That bastion of do-good dead tree environmentalism, The New York Times, is now saying that green roofs are not just good for the planet, but "amenities" that are good for landlords too.

The Times quotes a two-year study from Michigan State University that green roof projects in a million-person city could capture 55,000 tons of CO2 annually, potentially saving billions of dollars in energy bills. That's good news for landlords, who after all, have multiple units to rent; but what about you? Will your landlord pass along any savings associated with reduced energy usage to you in rent? Or are green roofs a great excuse for landlords to position their buildings as luxury accommodations and capture more money per unit?

As the urgency for green initiatives grows, so does the risk of green-washing-using environmentalism as a cover for making money or even using more resources. You might have a green roof, but if you use heavy duty incandescent spotlights. all the benefits may be canceled out with the flick of a switch.
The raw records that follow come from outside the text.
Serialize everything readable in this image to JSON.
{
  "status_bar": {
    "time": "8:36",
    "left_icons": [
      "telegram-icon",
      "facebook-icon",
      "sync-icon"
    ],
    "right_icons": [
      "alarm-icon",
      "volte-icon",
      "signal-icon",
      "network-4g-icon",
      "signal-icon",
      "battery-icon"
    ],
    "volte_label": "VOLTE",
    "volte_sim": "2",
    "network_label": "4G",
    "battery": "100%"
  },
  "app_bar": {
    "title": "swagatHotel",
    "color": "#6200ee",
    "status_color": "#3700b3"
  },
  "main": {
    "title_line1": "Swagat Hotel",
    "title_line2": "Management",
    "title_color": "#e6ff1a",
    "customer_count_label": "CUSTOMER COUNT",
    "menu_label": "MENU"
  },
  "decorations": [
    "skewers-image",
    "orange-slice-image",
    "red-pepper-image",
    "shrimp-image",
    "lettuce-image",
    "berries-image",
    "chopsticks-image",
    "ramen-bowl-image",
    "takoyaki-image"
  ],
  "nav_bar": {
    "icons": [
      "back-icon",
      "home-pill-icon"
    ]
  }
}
Granted, the cost of installing a green roof can be significant. Any savings a landlord creates over time is unlikely to be passed along to you, Ms. Renter. More likely, you'll pay extra for the privilege and prestige of a green roof. (Take a look at these full-blown LEED certified apartment complexes.) Anybody prefer "green bragging rights" to a full wallet? Elevator up....

Originally published